═════ DATA EXCERPTS ═════

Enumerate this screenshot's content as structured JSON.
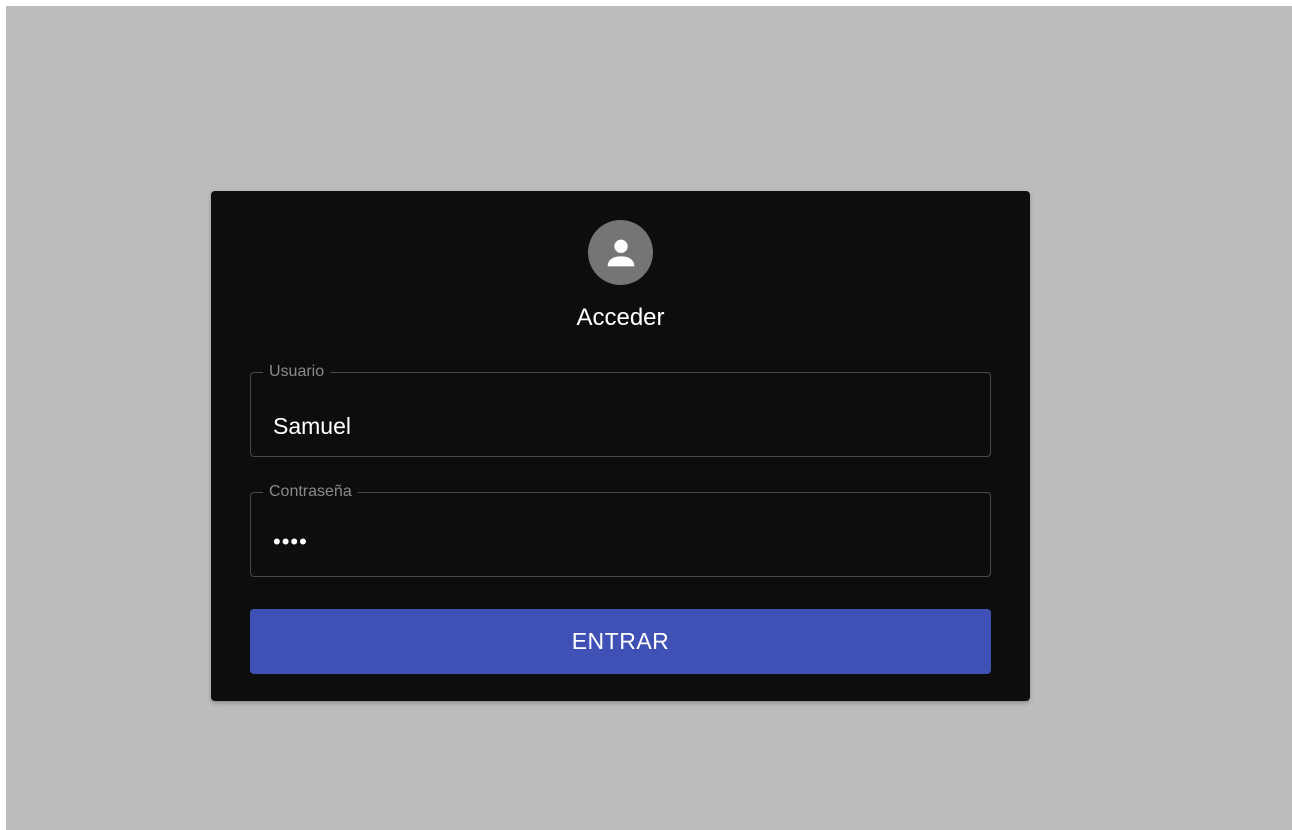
{
  "login": {
    "title": "Acceder",
    "avatar_icon": "person-icon",
    "username": {
      "label": "Usuario",
      "value": "Samuel"
    },
    "password": {
      "label": "Contraseña",
      "masked_value": "••••"
    },
    "submit_label": "ENTRAR"
  },
  "colors": {
    "page_background": "#bdbbbb",
    "card_background": "#0d0d0d",
    "button_accent": "#3f51b5",
    "avatar_background": "#757575"
  }
}
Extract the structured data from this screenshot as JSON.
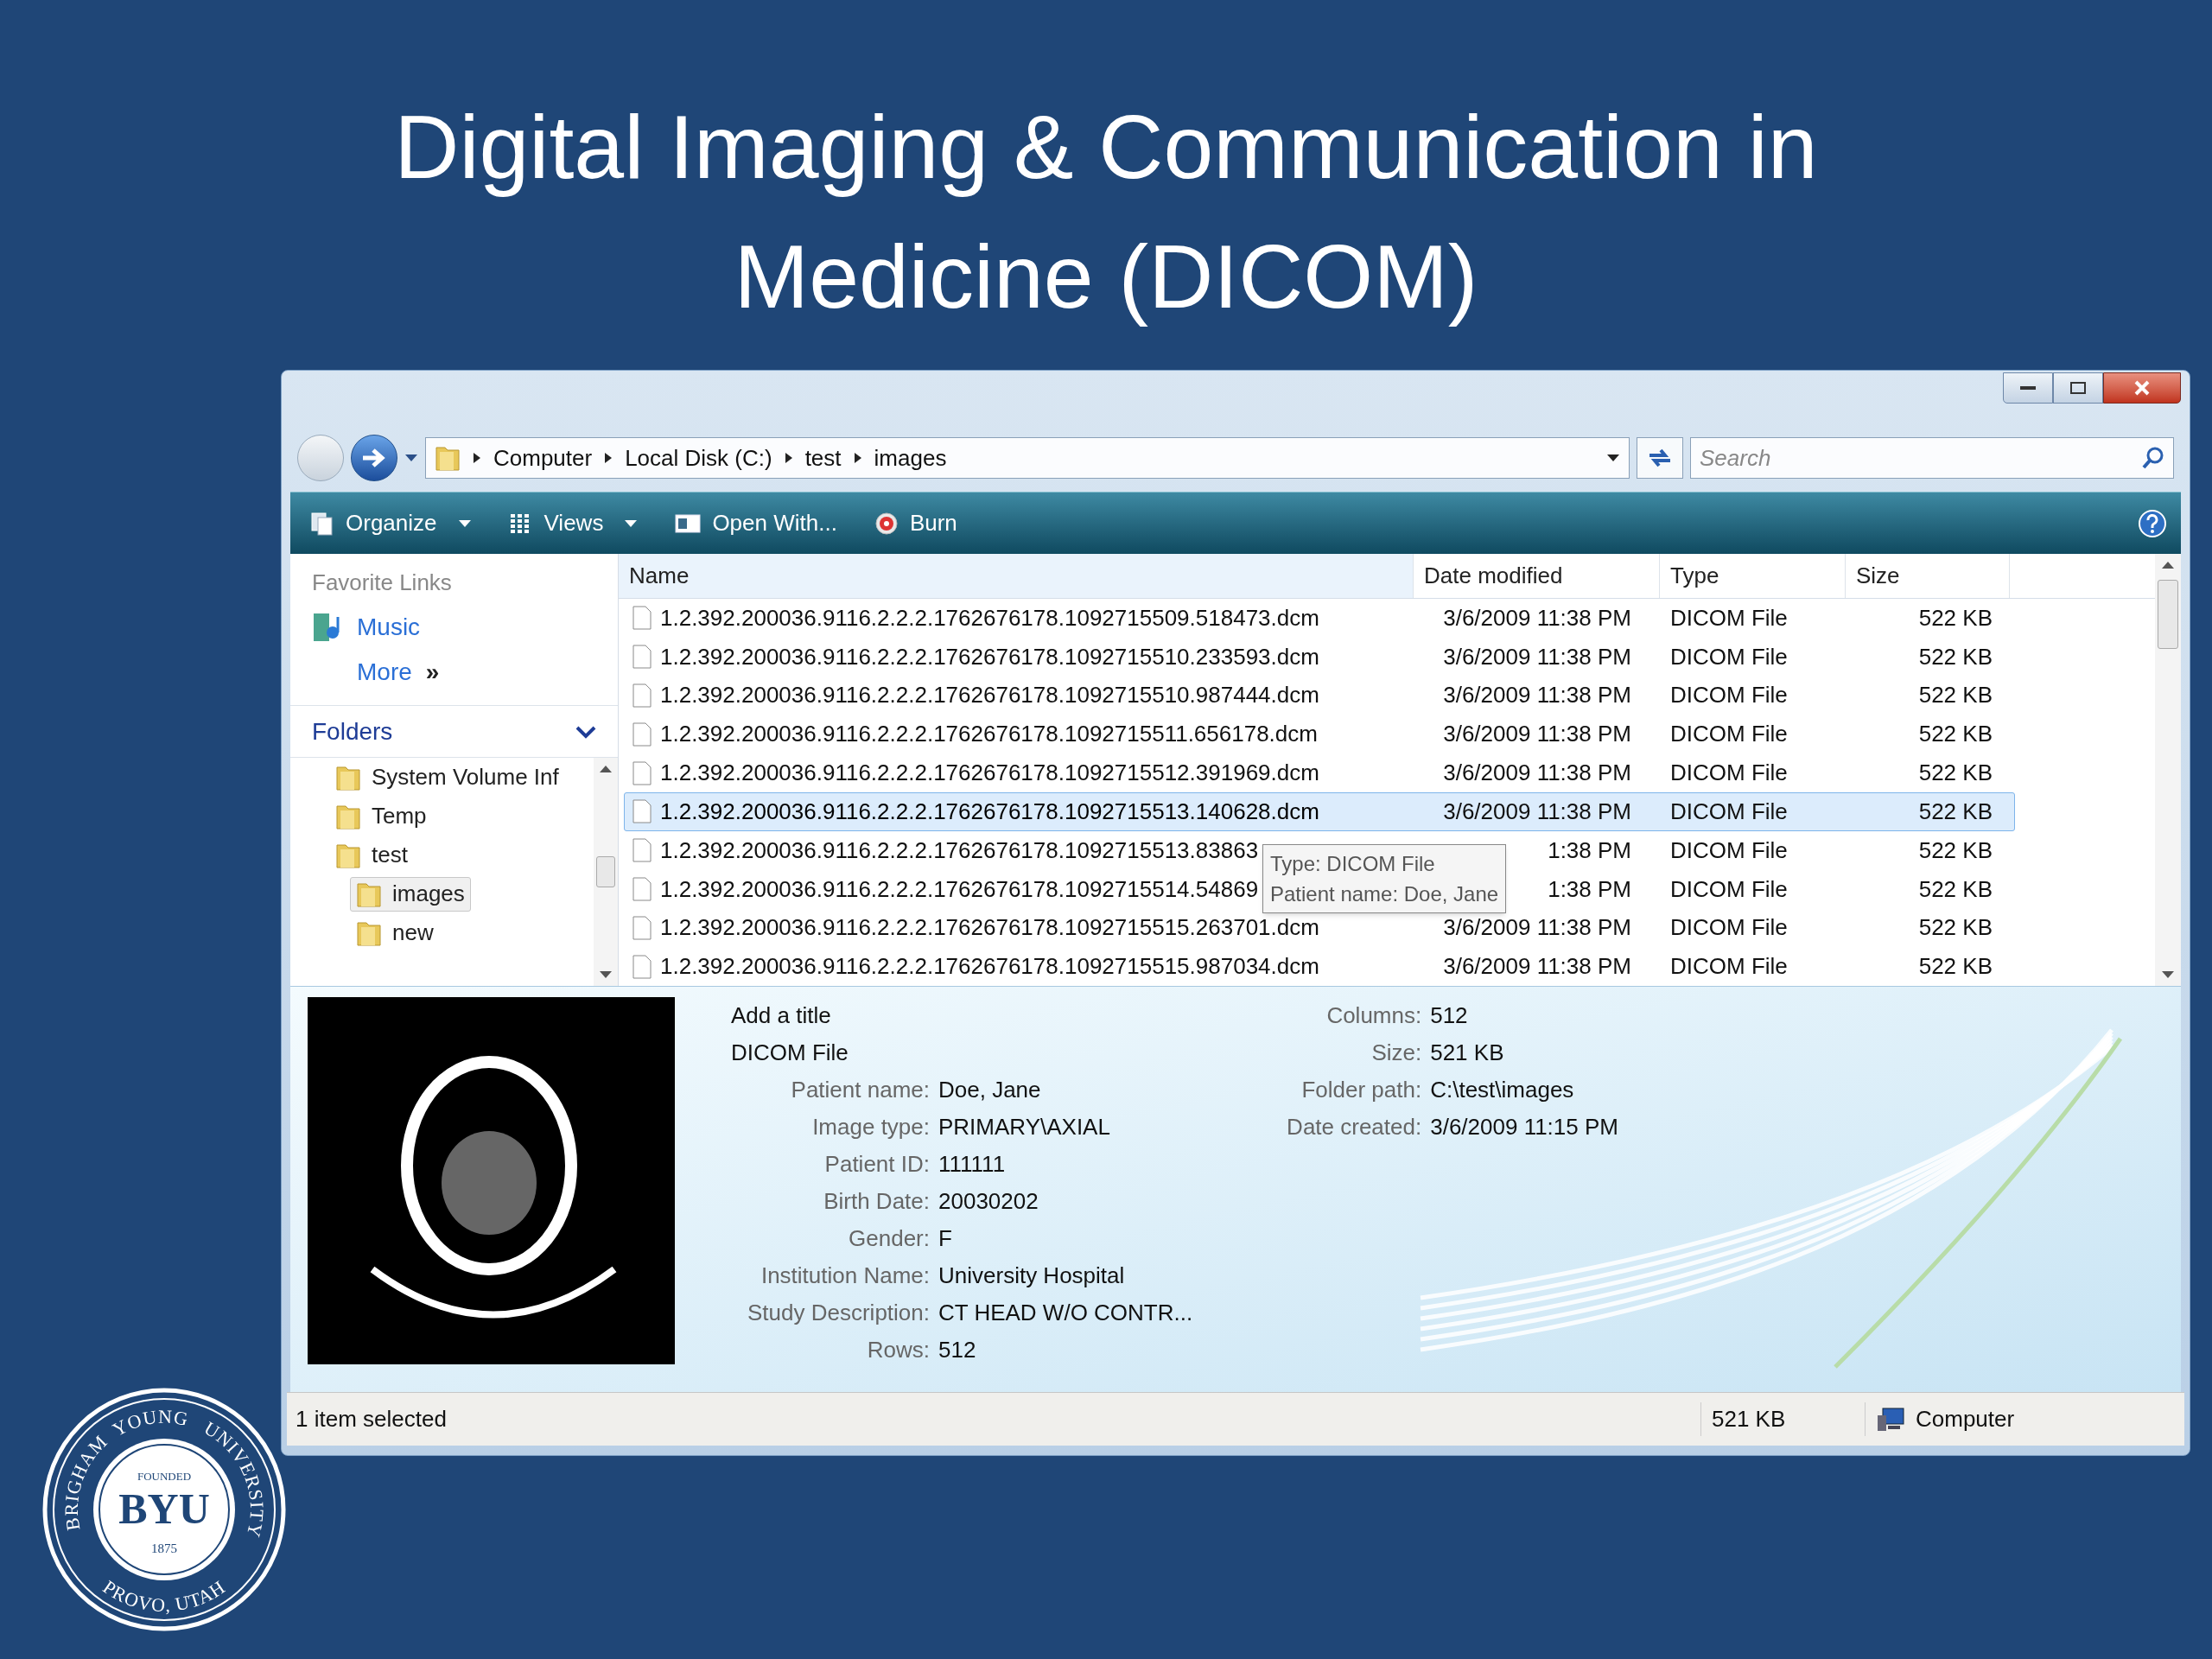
{
  "slide": {
    "title_lines": [
      "Digital Imaging & Communication in",
      "Medicine (DICOM)"
    ]
  },
  "window": {
    "address": {
      "crumbs": [
        "Computer",
        "Local Disk (C:)",
        "test",
        "images"
      ]
    },
    "search": {
      "placeholder": "Search"
    },
    "toolbar": [
      {
        "label": "Organize",
        "kind": "dropdown"
      },
      {
        "label": "Views",
        "kind": "dropdown"
      },
      {
        "label": "Open With...",
        "kind": "plain"
      },
      {
        "label": "Burn",
        "kind": "plain"
      }
    ],
    "favorite_links": {
      "heading": "Favorite Links",
      "items": [
        {
          "label": "Music",
          "kind": "link"
        },
        {
          "label": "More",
          "kind": "more",
          "suffix": "»"
        }
      ]
    },
    "folders": {
      "heading": "Folders",
      "items": [
        {
          "label": "System Volume Inf",
          "selected": false
        },
        {
          "label": "Temp",
          "selected": false
        },
        {
          "label": "test",
          "selected": false,
          "children": [
            {
              "label": "images",
              "selected": true
            },
            {
              "label": "new",
              "selected": false
            }
          ]
        }
      ]
    },
    "file_list": {
      "columns": [
        "Name",
        "Date modified",
        "Type",
        "Size"
      ],
      "rows": [
        {
          "name": "1.2.392.200036.9116.2.2.2.1762676178.1092715509.518473.dcm",
          "date": "3/6/2009 11:38 PM",
          "type": "DICOM File",
          "size": "522 KB",
          "selected": false
        },
        {
          "name": "1.2.392.200036.9116.2.2.2.1762676178.1092715510.233593.dcm",
          "date": "3/6/2009 11:38 PM",
          "type": "DICOM File",
          "size": "522 KB",
          "selected": false
        },
        {
          "name": "1.2.392.200036.9116.2.2.2.1762676178.1092715510.987444.dcm",
          "date": "3/6/2009 11:38 PM",
          "type": "DICOM File",
          "size": "522 KB",
          "selected": false
        },
        {
          "name": "1.2.392.200036.9116.2.2.2.1762676178.1092715511.656178.dcm",
          "date": "3/6/2009 11:38 PM",
          "type": "DICOM File",
          "size": "522 KB",
          "selected": false
        },
        {
          "name": "1.2.392.200036.9116.2.2.2.1762676178.1092715512.391969.dcm",
          "date": "3/6/2009 11:38 PM",
          "type": "DICOM File",
          "size": "522 KB",
          "selected": false
        },
        {
          "name": "1.2.392.200036.9116.2.2.2.1762676178.1092715513.140628.dcm",
          "date": "3/6/2009 11:38 PM",
          "type": "DICOM File",
          "size": "522 KB",
          "selected": true
        },
        {
          "name": "1.2.392.200036.9116.2.2.2.1762676178.1092715513.83863",
          "date": "1:38 PM",
          "type": "DICOM File",
          "size": "522 KB",
          "selected": false
        },
        {
          "name": "1.2.392.200036.9116.2.2.2.1762676178.1092715514.54869",
          "date": "1:38 PM",
          "type": "DICOM File",
          "size": "522 KB",
          "selected": false
        },
        {
          "name": "1.2.392.200036.9116.2.2.2.1762676178.1092715515.263701.dcm",
          "date": "3/6/2009 11:38 PM",
          "type": "DICOM File",
          "size": "522 KB",
          "selected": false
        },
        {
          "name": "1.2.392.200036.9116.2.2.2.1762676178.1092715515.987034.dcm",
          "date": "3/6/2009 11:38 PM",
          "type": "DICOM File",
          "size": "522 KB",
          "selected": false
        }
      ]
    },
    "tooltip": {
      "lines": [
        "Type: DICOM File",
        "Patient name: Doe, Jane"
      ]
    },
    "details": {
      "title": "Add a title",
      "file_type": "DICOM File",
      "fields": [
        {
          "label": "Patient name:",
          "value": "Doe, Jane"
        },
        {
          "label": "Image type:",
          "value": "PRIMARY\\AXIAL"
        },
        {
          "label": "Patient ID:",
          "value": "111111"
        },
        {
          "label": "Birth Date:",
          "value": "20030202"
        },
        {
          "label": "Gender:",
          "value": "F"
        },
        {
          "label": "Institution Name:",
          "value": "University Hospital"
        },
        {
          "label": "Study Description:",
          "value": "CT HEAD W/O CONTR..."
        },
        {
          "label": "Rows:",
          "value": "512"
        }
      ],
      "fields_2": [
        {
          "label": "Columns:",
          "value": "512"
        },
        {
          "label": "Size:",
          "value": "521 KB"
        },
        {
          "label": "Folder path:",
          "value": "C:\\test\\images"
        },
        {
          "label": "Date created:",
          "value": "3/6/2009 11:15 PM"
        }
      ]
    },
    "status_bar": {
      "selection": "1 item selected",
      "size": "521 KB",
      "location": "Computer"
    }
  },
  "logo": {
    "ring_top": [
      "BRIGHAM",
      "YOUNG",
      "UNIVERSITY"
    ],
    "ring_bottom": "PROVO, UTAH",
    "founded": "FOUNDED",
    "name": "BYU",
    "year": "1875"
  }
}
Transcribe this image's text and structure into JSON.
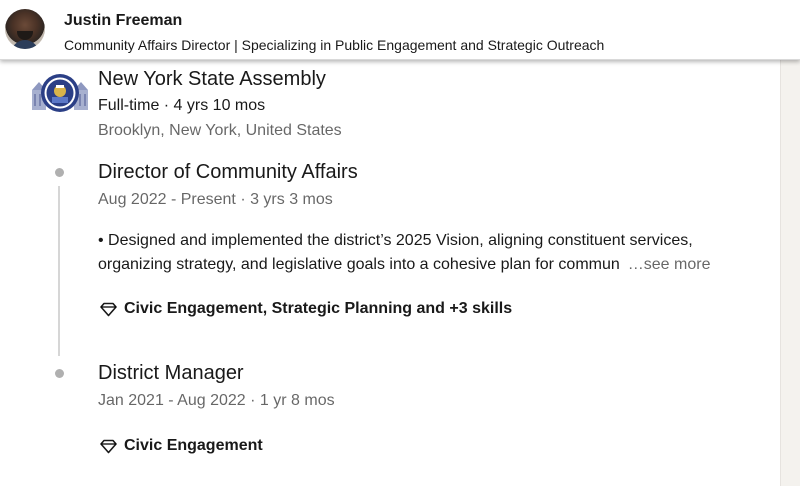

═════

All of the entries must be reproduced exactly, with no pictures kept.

Enumerate this screenshot's content as structured JSON.
{
  "login": {
    "title": "Acceder",
    "avatar_icon": "person-icon",
    "username": {
      "label": "Usuario",
      "value": "Samuel"
    },
    "password": {
      "label": "Contraseña",
      "masked_value": "••••"
    },
    "submit_label": "ENTRAR"
  },
  "colors": {
    "page_background": "#bdbbbb",
    "card_background": "#0d0d0d",
    "button_accent": "#3f51b5",
    "avatar_background": "#757575"
  }
}
Extract the structured data from this screenshot as JSON.
{
  "slide": {
    "title_lines": [
      "Digital Imaging & Communication in",
      "Medicine (DICOM)"
    ]
  },
  "window": {
    "address": {
      "crumbs": [
        "Computer",
        "Local Disk (C:)",
        "test",
        "images"
      ]
    },
    "search": {
      "placeholder": "Search"
    },
    "toolbar": [
      {
        "label": "Organize",
        "kind": "dropdown"
      },
      {
        "label": "Views",
        "kind": "dropdown"
      },
      {
        "label": "Open With...",
        "kind": "plain"
      },
      {
        "label": "Burn",
        "kind": "plain"
      }
    ],
    "favorite_links": {
      "heading": "Favorite Links",
      "items": [
        {
          "label": "Music",
          "kind": "link"
        },
        {
          "label": "More",
          "kind": "more",
          "suffix": "»"
        }
      ]
    },
    "folders": {
      "heading": "Folders",
      "items": [
        {
          "label": "System Volume Inf",
          "selected": false
        },
        {
          "label": "Temp",
          "selected": false
        },
        {
          "label": "test",
          "selected": false,
          "children": [
            {
              "label": "images",
              "selected": true
            },
            {
              "label": "new",
              "selected": false
            }
          ]
        }
      ]
    },
    "file_list": {
      "columns": [
        "Name",
        "Date modified",
        "Type",
        "Size"
      ],
      "rows": [
        {
          "name": "1.2.392.200036.9116.2.2.2.1762676178.1092715509.518473.dcm",
          "date": "3/6/2009 11:38 PM",
          "type": "DICOM File",
          "size": "522 KB",
          "selected": false
        },
        {
          "name": "1.2.392.200036.9116.2.2.2.1762676178.1092715510.233593.dcm",
          "date": "3/6/2009 11:38 PM",
          "type": "DICOM File",
          "size": "522 KB",
          "selected": false
        },
        {
          "name": "1.2.392.200036.9116.2.2.2.1762676178.1092715510.987444.dcm",
          "date": "3/6/2009 11:38 PM",
          "type": "DICOM File",
          "size": "522 KB",
          "selected": false
        },
        {
          "name": "1.2.392.200036.9116.2.2.2.1762676178.1092715511.656178.dcm",
          "date": "3/6/2009 11:38 PM",
          "type": "DICOM File",
          "size": "522 KB",
          "selected": false
        },
        {
          "name": "1.2.392.200036.9116.2.2.2.1762676178.1092715512.391969.dcm",
          "date": "3/6/2009 11:38 PM",
          "type": "DICOM File",
          "size": "522 KB",
          "selected": false
        },
        {
          "name": "1.2.392.200036.9116.2.2.2.1762676178.1092715513.140628.dcm",
          "date": "3/6/2009 11:38 PM",
          "type": "DICOM File",
          "size": "522 KB",
          "selected": true
        },
        {
          "name": "1.2.392.200036.9116.2.2.2.1762676178.1092715513.83863",
          "date": "1:38 PM",
          "type": "DICOM File",
          "size": "522 KB",
          "selected": false
        },
        {
          "name": "1.2.392.200036.9116.2.2.2.1762676178.1092715514.54869",
          "date": "1:38 PM",
          "type": "DICOM File",
          "size": "522 KB",
          "selected": false
        },
        {
          "name": "1.2.392.200036.9116.2.2.2.1762676178.1092715515.263701.dcm",
          "date": "3/6/2009 11:38 PM",
          "type": "DICOM File",
          "size": "522 KB",
          "selected": false
        },
        {
          "name": "1.2.392.200036.9116.2.2.2.1762676178.1092715515.987034.dcm",
          "date": "3/6/2009 11:38 PM",
          "type": "DICOM File",
          "size": "522 KB",
          "selected": false
        }
      ]
    },
    "tooltip": {
      "lines": [
        "Type: DICOM File",
        "Patient name: Doe, Jane"
      ]
    },
    "details": {
      "title": "Add a title",
      "file_type": "DICOM File",
      "fields": [
        {
          "label": "Patient name:",
          "value": "Doe, Jane"
        },
        {
          "label": "Image type:",
          "value": "PRIMARY\\AXIAL"
        },
        {
          "label": "Patient ID:",
          "value": "111111"
        },
        {
          "label": "Birth Date:",
          "value": "20030202"
        },
        {
          "label": "Gender:",
          "value": "F"
        },
        {
          "label": "Institution Name:",
          "value": "University Hospital"
        },
        {
          "label": "Study Description:",
          "value": "CT HEAD W/O CONTR..."
        },
        {
          "label": "Rows:",
          "value": "512"
        }
      ],
      "fields_2": [
        {
          "label": "Columns:",
          "value": "512"
        },
        {
          "label": "Size:",
          "value": "521 KB"
        },
        {
          "label": "Folder path:",
          "value": "C:\\test\\images"
        },
        {
          "label": "Date created:",
          "value": "3/6/2009 11:15 PM"
        }
      ]
    },
    "status_bar": {
      "selection": "1 item selected",
      "size": "521 KB",
      "location": "Computer"
    }
  },
  "logo": {
    "ring_top": [
      "BRIGHAM",
      "YOUNG",
      "UNIVERSITY"
    ],
    "ring_bottom": "PROVO, UTAH",
    "founded": "FOUNDED",
    "name": "BYU",
    "year": "1875"
  }
}
Transcribe this image's text and structure into JSON.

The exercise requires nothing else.